Ol’ Sam was a little amazed to note that the lesson for this week included no biblical passages on the preexistence of Jesus. Sounds like a natural opportunity to complement the existing lesson, so here we go…
Philippians 2:5-11, one of the authentic Pauline epistles:
Have among yourselves the same attitude that is also yours in Christ Jesus,
Who, though he was in the form (morphē) of God,
did not regard equality with God
as something to be grasped (harpagmon).
Rather, he emptied (ekenōsen) himself,
taking the form (morphē) of a slave,
coming in human likeness;
And being found in the likeness of a human,
he humbled himself,
becoming obedient unto death, the death of the cross.
Wherefore, God has greatly exalted him
and bestowed on him the name
that is above every name,
That at the name of Jesus
every knee should bow
in heaven and on earth and under the earth,
And every tongue confess (exomologēsētai)
that Jesus Christ is Lord
to the glory of God the Father.
Text, Genre, Form, and Context
The text looks pretty solid. One point of mild disagreement seems to be whether exomologēsētai (confess) should be in the future indicative (Alexandrinus, Ephraemi, Bezae) or aorist subjunctive (P46, Sinaiticus, Vaticanus). NA27 opted for the later.
I have structured the text to show its potential as poetry. This indicates the presence of an important christological point, because lots of significant christological passages in the NT appear as either poetry or elevated prose. Many think that this passage was originally a hymn, pre-dating even Paul’s use in the present context.
In its present context, however, it lies in a paraentic section, in which Paul urges the Philippians to live a life worthy of the gospel (1:27-2:18). This means that the preexistence of Christ is not the point of the passage, but a premise on the way to the point. The competent reader will watch for some indication of how, exactly, Jesus is an example to the Philippians, noting also how Jesus’ preexistence contributes to this argument.
The passage has two distinct parts. In the first, Jesus is said to have humbled himself to the point of dying on the cross. In the second, God is said to have vindicated Jesus by giving him a name, the name “Lord,” which requires the indicated obeisance from all creation.
Although Jesus had divine status, he did not consider equality with God harpagmon. This term is, and has been, highly contested. Although both the Greek and the Latin fathers agreed that Jesus had equality with God, the Latin fathers understood harpagmon in terms of robbery or usurpation. For them, equality with God was Jesus’ by right, not something stolen. The Greek fathers thought of harpagmon in terms of a treasure. For them, Jesus’ divine status was something that he did not greedily cling to.
For my part, I think the Greeks have the right of it. Jesus did not regard his divinity as something he had to cling to.
Next, we read that Jesus emptied (ekenōsen) himself. This should not be understood to mean that he divested himself of his divinity, but that he did not insist upon, or take advantage of his status. This distinction is important because it establishes continuity between the inner reality of the preexistent One and the inner reality of the One who died the death of a slave.

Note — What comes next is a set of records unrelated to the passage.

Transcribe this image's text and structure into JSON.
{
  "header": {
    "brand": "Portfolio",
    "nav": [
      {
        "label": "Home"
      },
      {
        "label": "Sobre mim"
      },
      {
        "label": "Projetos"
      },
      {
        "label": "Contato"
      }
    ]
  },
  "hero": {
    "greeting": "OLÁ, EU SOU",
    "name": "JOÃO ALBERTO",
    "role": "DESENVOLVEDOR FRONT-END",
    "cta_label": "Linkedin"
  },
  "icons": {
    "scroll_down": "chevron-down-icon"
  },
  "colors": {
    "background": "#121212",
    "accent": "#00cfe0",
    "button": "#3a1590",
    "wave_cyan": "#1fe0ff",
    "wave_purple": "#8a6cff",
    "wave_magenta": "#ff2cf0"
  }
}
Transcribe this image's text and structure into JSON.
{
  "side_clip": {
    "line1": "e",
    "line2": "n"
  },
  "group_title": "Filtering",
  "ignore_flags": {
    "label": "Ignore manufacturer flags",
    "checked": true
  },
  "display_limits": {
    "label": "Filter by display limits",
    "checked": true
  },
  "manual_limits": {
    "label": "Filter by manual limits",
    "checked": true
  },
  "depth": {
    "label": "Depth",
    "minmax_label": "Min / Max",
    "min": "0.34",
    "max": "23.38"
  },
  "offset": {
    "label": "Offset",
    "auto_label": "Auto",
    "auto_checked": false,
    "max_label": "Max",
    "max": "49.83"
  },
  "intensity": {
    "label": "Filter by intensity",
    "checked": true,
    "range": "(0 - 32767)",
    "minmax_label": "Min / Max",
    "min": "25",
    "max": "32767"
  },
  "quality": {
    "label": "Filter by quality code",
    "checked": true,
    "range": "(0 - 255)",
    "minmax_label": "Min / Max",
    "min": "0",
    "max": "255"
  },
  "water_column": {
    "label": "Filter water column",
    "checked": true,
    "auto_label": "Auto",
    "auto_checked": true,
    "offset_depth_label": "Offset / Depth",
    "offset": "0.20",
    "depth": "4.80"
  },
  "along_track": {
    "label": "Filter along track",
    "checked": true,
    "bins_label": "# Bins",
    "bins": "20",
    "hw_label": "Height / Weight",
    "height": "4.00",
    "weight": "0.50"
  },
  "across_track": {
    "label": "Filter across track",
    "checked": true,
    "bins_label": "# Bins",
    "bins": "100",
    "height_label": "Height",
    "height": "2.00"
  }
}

And in these sentences, Paul has presented the ideas of preexistence and incarnation, but he has not explained them – indeed, they are taken for granted!
Finally, we read that God vindicated Jesus, exalting him above every creature. To better appreciate this point, consider Is 45:22-23:
Turn to me and be saved, all the ends of the earth! For I am God, and there is no other. By myself have I sworn, from my mouth has gone forth in righteousness a word that shall not return: “To me every knee shall bow, every tongue shall swear.”
Thus God has given Jesus the name “Lord,” requiring that all creation render also to him what is properly rendered to God.
And the point? Humility. Humility is one of the central lessons Paul derives from the cross. This instance is unusual, however, because the humility took place in two stages, not one — first in the preexistence, and then again as a man. To live worthy of the good news of salvation, Paul urges the Philippians to live in imitation of the humility that brought them that salvation, a humility first exercised in the preexistence, then brought to completion on the cross.